Wei’s company landed squarely on the dance scene at the 2003 American Dance Festival. Shen Wei established himself and piqued the interest of dance enthusiasts with his unconventional interpretation of an already notorious ballet, The Rite of Spring. Covering the stage floor is an enormous black, white and grey mural. the dancers moved as if flung, each gesture clearly articulated, twitching, rapid—the emotion unclear. The dance is cast against a reductive reworking of the Stravinsky score; a four hand piano version by Fazil Say. His reasoning behind the piece was an interest in seeing the ways art intersected with dance; music with movement. For Wei it is often about creating a completely new dance vocabulary, by drawing from Chinese Opera’s gestures, and melding it with contemporary western dance’s principals of composition.

Wei’s background informs his work in the way he integrates elements of his personal history into his pieces.
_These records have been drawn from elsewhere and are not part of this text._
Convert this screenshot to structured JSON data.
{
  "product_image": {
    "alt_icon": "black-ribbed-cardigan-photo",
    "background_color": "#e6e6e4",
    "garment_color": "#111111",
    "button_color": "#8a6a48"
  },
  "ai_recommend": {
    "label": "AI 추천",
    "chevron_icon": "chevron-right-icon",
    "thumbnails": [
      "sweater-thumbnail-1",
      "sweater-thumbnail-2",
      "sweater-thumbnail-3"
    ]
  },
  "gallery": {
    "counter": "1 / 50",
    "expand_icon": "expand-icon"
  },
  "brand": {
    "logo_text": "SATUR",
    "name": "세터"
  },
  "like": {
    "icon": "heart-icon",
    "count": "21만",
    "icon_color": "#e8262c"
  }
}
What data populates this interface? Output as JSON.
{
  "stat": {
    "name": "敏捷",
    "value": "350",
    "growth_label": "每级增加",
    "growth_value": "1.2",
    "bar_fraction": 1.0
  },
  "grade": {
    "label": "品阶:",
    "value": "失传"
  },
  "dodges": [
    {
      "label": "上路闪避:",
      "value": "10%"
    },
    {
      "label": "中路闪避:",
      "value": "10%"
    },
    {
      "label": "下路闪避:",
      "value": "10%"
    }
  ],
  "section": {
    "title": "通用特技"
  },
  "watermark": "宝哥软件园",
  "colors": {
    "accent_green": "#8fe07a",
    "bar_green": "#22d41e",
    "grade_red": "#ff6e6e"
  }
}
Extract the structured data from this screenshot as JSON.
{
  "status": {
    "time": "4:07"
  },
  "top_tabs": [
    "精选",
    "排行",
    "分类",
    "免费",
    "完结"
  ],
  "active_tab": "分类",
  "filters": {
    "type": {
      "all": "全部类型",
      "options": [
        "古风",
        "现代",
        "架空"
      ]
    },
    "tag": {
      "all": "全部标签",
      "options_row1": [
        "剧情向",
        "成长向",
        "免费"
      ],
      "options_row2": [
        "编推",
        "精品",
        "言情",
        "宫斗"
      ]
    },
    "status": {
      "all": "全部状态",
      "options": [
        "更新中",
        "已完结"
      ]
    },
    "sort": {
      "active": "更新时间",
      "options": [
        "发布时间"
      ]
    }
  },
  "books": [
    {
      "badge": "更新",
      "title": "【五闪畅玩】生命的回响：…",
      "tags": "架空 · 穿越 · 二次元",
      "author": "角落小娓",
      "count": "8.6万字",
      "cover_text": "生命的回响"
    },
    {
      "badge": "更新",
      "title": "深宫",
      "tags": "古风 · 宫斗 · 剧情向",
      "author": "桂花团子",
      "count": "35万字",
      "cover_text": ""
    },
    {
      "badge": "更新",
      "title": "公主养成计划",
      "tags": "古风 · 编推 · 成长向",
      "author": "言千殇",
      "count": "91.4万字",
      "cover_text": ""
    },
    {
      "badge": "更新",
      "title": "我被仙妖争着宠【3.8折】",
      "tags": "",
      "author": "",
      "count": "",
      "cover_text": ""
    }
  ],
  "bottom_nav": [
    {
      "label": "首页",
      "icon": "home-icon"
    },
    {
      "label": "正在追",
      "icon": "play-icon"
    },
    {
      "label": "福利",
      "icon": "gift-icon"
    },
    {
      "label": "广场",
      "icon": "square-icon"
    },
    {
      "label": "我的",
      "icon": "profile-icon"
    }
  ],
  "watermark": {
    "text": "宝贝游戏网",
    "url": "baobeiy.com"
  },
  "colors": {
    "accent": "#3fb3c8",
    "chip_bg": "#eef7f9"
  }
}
He studied and performed with the Hunan State Xian Opera Company from 1984-1989. Yet, while the influences are present, Wei shies away from defining his work as culturally influenced by any one thing. “My work isn’t about real life, or about being Western or Eastern. I’m exploring the unknown. I’m looking for a new way to communicate.” The transition to modern technique came in the form of the Guangdong Dance Company, the company Wei was with from 1991-94—it was the first of its kind in China. Aside from his theatre and dance background, Wei has a strong connection to the visual arts— his work as a painter wends its way into his self-designed set pieces and costumes. His vision for his dances works its way into every aspect of their production.

In the stunning Folding, Wei’s dancers move with subtle shifts in weight, sculptural and full of grace—almost rooted to the ground by their heavily draped costumes. Their heads encased in strange, beautiful cones that evoke aliens or insects. The dancers move against a luminous backdrop, an enlargement of a famous 18th century Chinese painting.
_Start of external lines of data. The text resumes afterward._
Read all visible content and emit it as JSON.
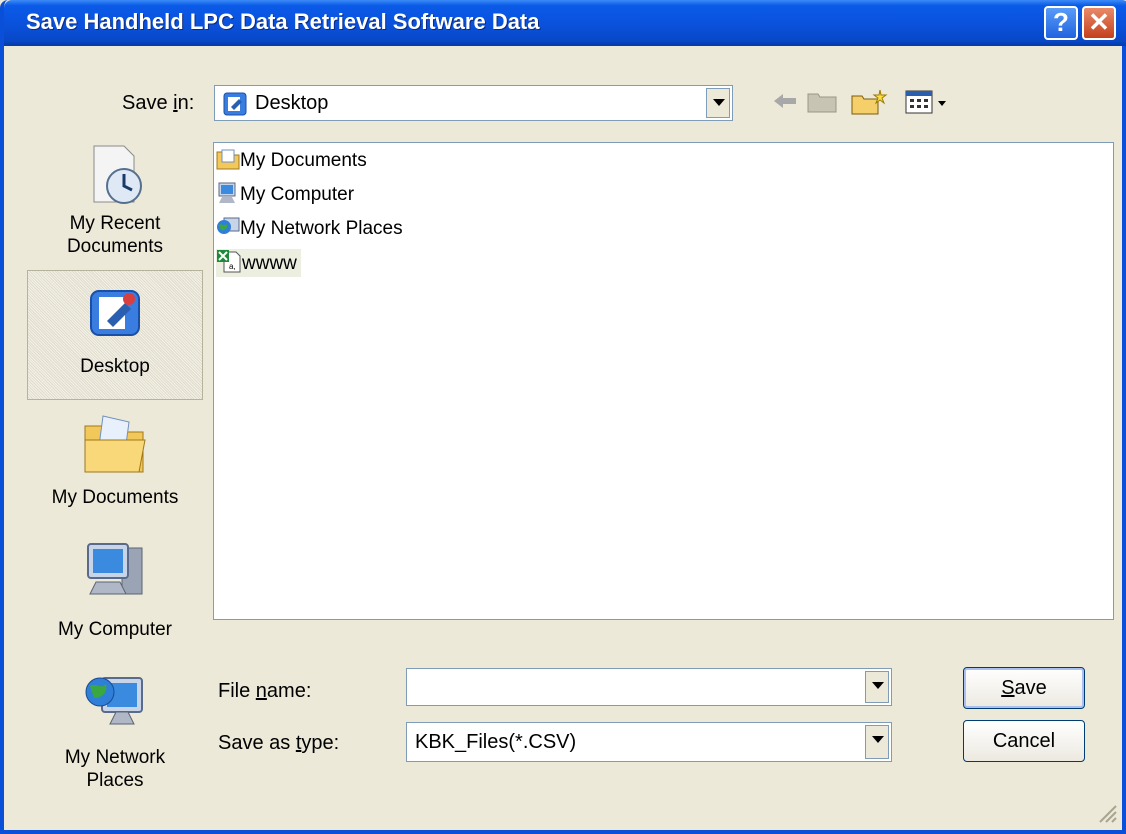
{
  "window": {
    "title": "Save Handheld LPC Data Retrieval Software Data",
    "help_glyph": "?",
    "close_glyph": "✕"
  },
  "save_in": {
    "label_pre": "Save ",
    "label_key": "i",
    "label_post": "n:",
    "value": "Desktop"
  },
  "places": [
    {
      "line1": "My Recent",
      "line2": "Documents",
      "icon": "recent-documents-icon"
    },
    {
      "line1": "Desktop",
      "line2": "",
      "icon": "desktop-icon"
    },
    {
      "line1": "My Documents",
      "line2": "",
      "icon": "my-documents-icon"
    },
    {
      "line1": "My Computer",
      "line2": "",
      "icon": "my-computer-icon"
    },
    {
      "line1": "My Network",
      "line2": "Places",
      "icon": "my-network-places-icon"
    }
  ],
  "files": [
    {
      "name": "My Documents",
      "icon": "my-documents-icon"
    },
    {
      "name": "My Computer",
      "icon": "my-computer-icon"
    },
    {
      "name": "My Network Places",
      "icon": "network-places-icon"
    },
    {
      "name": "wwww",
      "icon": "excel-csv-file-icon"
    }
  ],
  "file_name": {
    "label_pre": "File ",
    "label_key": "n",
    "label_post": "ame:",
    "value": ""
  },
  "save_as_type": {
    "label_pre": "Save as ",
    "label_key": "t",
    "label_post": "ype:",
    "value": "KBK_Files(*.CSV)"
  },
  "buttons": {
    "save_key": "S",
    "save_rest": "ave",
    "cancel": "Cancel"
  },
  "colors": {
    "title_bar": "#0a52dd",
    "dialog_bg": "#ece9d8",
    "close_button": "#c4401c"
  }
}
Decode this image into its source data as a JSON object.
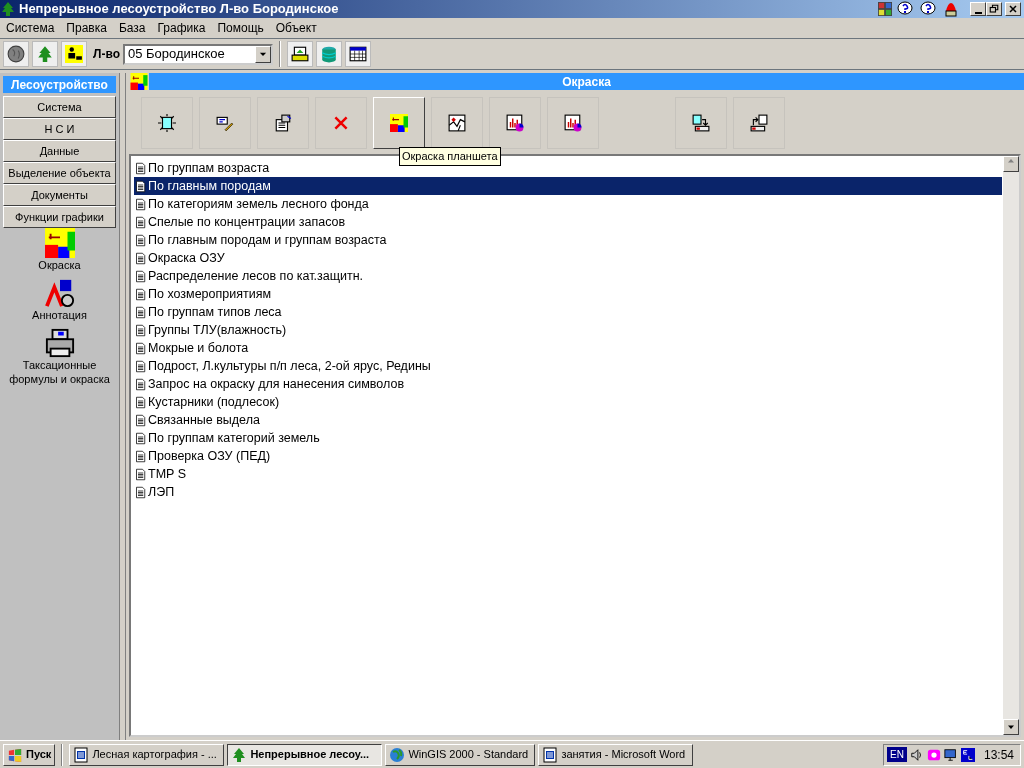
{
  "window": {
    "title": "Непрерывное лесоустройство  Л-во Бородинское"
  },
  "menu": [
    "Система",
    "Правка",
    "База",
    "Графика",
    "Помощь",
    "Объект"
  ],
  "toolbar": {
    "label": "Л-во",
    "dropdown": {
      "value": "05 Бородинское"
    }
  },
  "sidebar": {
    "title": "Лесоустройство",
    "buttons": [
      "Система",
      "Н С И",
      "Данные",
      "Выделение объекта",
      "Документы",
      "Функции графики"
    ],
    "items": [
      {
        "kind": "paint",
        "label": "Окраска"
      },
      {
        "kind": "annotation",
        "label": "Аннотация"
      },
      {
        "kind": "printer",
        "label": "Таксационные формулы и окраска"
      }
    ]
  },
  "panel": {
    "title": "Окраска",
    "tools": [
      {
        "kind": "new",
        "selected": false,
        "separated": false
      },
      {
        "kind": "edit",
        "selected": false,
        "separated": false
      },
      {
        "kind": "properties",
        "selected": false,
        "separated": false
      },
      {
        "kind": "delete",
        "selected": false,
        "separated": false
      },
      {
        "kind": "paint",
        "selected": true,
        "separated": false
      },
      {
        "kind": "map",
        "selected": false,
        "separated": false
      },
      {
        "kind": "chart",
        "selected": false,
        "separated": false
      },
      {
        "kind": "chart",
        "selected": false,
        "separated": false
      },
      {
        "kind": "import",
        "selected": false,
        "separated": true
      },
      {
        "kind": "export",
        "selected": false,
        "separated": false
      }
    ],
    "tooltip": "Окраска планшета",
    "items": [
      {
        "label": "По группам возраста",
        "selected": false
      },
      {
        "label": "По главным породам",
        "selected": true
      },
      {
        "label": "По категориям земель лесного фонда",
        "selected": false
      },
      {
        "label": "Спелые по концентрации запасов",
        "selected": false
      },
      {
        "label": "По главным породам и группам возраста",
        "selected": false
      },
      {
        "label": "Окраска ОЗУ",
        "selected": false
      },
      {
        "label": "Распределение лесов по кат.защитн.",
        "selected": false
      },
      {
        "label": "По хозмероприятиям",
        "selected": false
      },
      {
        "label": "По группам типов леса",
        "selected": false
      },
      {
        "label": "Группы ТЛУ(влажность)",
        "selected": false
      },
      {
        "label": "Мокрые и болота",
        "selected": false
      },
      {
        "label": "Подрост, Л.культуры п/п леса, 2-ой ярус, Редины",
        "selected": false
      },
      {
        "label": "Запрос на окраску для нанесения символов",
        "selected": false
      },
      {
        "label": "Кустарники (подлесок)",
        "selected": false
      },
      {
        "label": "Связанные выдела",
        "selected": false
      },
      {
        "label": "По группам категорий земель",
        "selected": false
      },
      {
        "label": "Проверка ОЗУ (ПЕД)",
        "selected": false
      },
      {
        "label": "TMP S",
        "selected": false
      },
      {
        "label": "ЛЭП",
        "selected": false
      }
    ]
  },
  "taskbar": {
    "start": "Пуск",
    "tasks": [
      {
        "kind": "word",
        "label": "Лесная картография - ...",
        "selected": false
      },
      {
        "kind": "tree",
        "label": "Непрерывное лесоу...",
        "selected": true
      },
      {
        "kind": "globe",
        "label": "WinGIS 2000 - Standard",
        "selected": false
      },
      {
        "kind": "word",
        "label": "занятия - Microsoft Word",
        "selected": false
      }
    ],
    "language": "EN",
    "clock": "13:54"
  }
}
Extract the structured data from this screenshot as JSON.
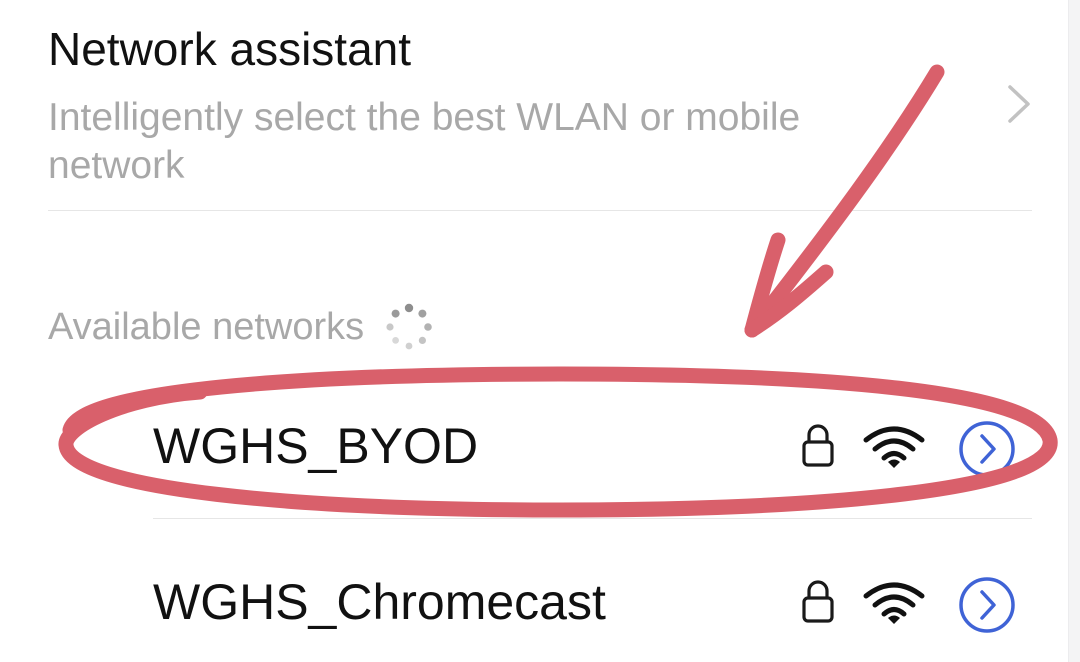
{
  "network_assistant": {
    "title": "Network assistant",
    "subtitle": "Intelligently select the best WLAN or mobile network",
    "chevron_icon": "chevron-right-icon"
  },
  "available_networks": {
    "header": "Available networks",
    "loading_icon": "loading-spinner-icon",
    "networks": [
      {
        "name": "WGHS_BYOD",
        "secured": true,
        "signal": "strong",
        "icons": [
          "lock-icon",
          "wifi-signal-icon",
          "info-arrow-icon"
        ]
      },
      {
        "name": "WGHS_Chromecast",
        "secured": true,
        "signal": "strong",
        "icons": [
          "lock-icon",
          "wifi-signal-icon",
          "info-arrow-icon"
        ]
      }
    ]
  },
  "annotation": {
    "color": "#d9606b",
    "shapes": [
      "arrow",
      "ellipse"
    ]
  },
  "colors": {
    "primary_text": "#111111",
    "secondary_text": "#a8a8a8",
    "accent_blue": "#3f63d6",
    "divider": "#e6e6e6"
  }
}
In Connect Transfer, Wei fuses his visions as choreographer and painter most vividly. Essentially using the dancers and their movements as brushes against a canvas that covers the stage floor, the piece takes the temporal nature of dance and from it emerges an entirely new form of painting.

This March marks the highly anticipated return of Shen Wei Dance Arts to Zellerbach Hall in Berkeley. Cal Performances, curator of dance companies from around the globe, knows what a dynamic performance to expect. “He is pretty unique,” states Associate Director Hollis Ashby, “His work is truly imagistic. There aren’t many artists whose work isn’t message driven. With Shen Wei there is no narrative; his work appeals to the viewer on a subliminal level.”

It would seem that Wei has achieved a signature style in a short time—one that evades our need to categorize it. At a mere 38 years of age, one can only imagine how that style will expand. And as ever, the Bay Area has an incredible affinity for the new and, it will undoubtedly be a landing place for the company. As Hollis Ashby remarked, “We are looking for someone whose work can’t be replicated.”

Shen Wei Dance Arts performs Friday through Saturday, Mar. 23-24, 8pm at Zellerbach Hall on the UC Berkeley Campus. For more information call 510-642-9988 or visit her

This article appeared in the March 2007 issue of In Dance.

Stephanie Chastain is a freelance writer living in San Francisco with her husband Terry and their son Theo.